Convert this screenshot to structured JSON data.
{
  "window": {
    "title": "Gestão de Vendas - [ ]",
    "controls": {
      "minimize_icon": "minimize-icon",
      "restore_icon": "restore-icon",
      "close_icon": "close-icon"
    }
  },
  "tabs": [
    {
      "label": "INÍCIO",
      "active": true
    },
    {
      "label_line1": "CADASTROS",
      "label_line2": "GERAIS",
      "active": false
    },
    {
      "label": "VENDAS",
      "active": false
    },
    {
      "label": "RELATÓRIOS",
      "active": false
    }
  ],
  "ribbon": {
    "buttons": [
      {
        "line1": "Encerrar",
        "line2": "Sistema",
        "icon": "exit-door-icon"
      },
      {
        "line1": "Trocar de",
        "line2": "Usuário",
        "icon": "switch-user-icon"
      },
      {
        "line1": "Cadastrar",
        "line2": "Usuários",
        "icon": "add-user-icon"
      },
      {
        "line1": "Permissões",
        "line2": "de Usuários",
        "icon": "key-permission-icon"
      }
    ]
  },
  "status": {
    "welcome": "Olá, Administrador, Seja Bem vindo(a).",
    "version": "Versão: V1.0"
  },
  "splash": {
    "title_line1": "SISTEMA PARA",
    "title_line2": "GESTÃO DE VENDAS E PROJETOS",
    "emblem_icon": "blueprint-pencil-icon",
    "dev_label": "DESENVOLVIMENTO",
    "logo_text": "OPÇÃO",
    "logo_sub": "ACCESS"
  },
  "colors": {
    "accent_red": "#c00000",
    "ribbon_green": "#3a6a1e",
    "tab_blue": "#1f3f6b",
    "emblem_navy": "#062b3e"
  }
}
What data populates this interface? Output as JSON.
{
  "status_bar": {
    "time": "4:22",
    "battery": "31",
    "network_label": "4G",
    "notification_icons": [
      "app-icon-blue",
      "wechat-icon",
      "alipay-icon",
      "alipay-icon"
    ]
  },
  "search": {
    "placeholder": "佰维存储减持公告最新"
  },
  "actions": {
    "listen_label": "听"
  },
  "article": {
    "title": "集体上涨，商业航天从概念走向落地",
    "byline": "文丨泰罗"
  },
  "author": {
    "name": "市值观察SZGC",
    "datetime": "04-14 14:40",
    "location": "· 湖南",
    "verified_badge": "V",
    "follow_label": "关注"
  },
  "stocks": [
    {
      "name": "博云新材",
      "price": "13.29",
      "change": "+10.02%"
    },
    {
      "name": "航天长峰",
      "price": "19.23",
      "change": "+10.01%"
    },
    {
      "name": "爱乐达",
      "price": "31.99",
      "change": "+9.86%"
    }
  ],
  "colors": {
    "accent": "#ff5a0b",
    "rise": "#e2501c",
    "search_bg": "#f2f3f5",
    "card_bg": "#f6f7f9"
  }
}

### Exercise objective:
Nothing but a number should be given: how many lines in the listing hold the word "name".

### Answer for this exercise:
4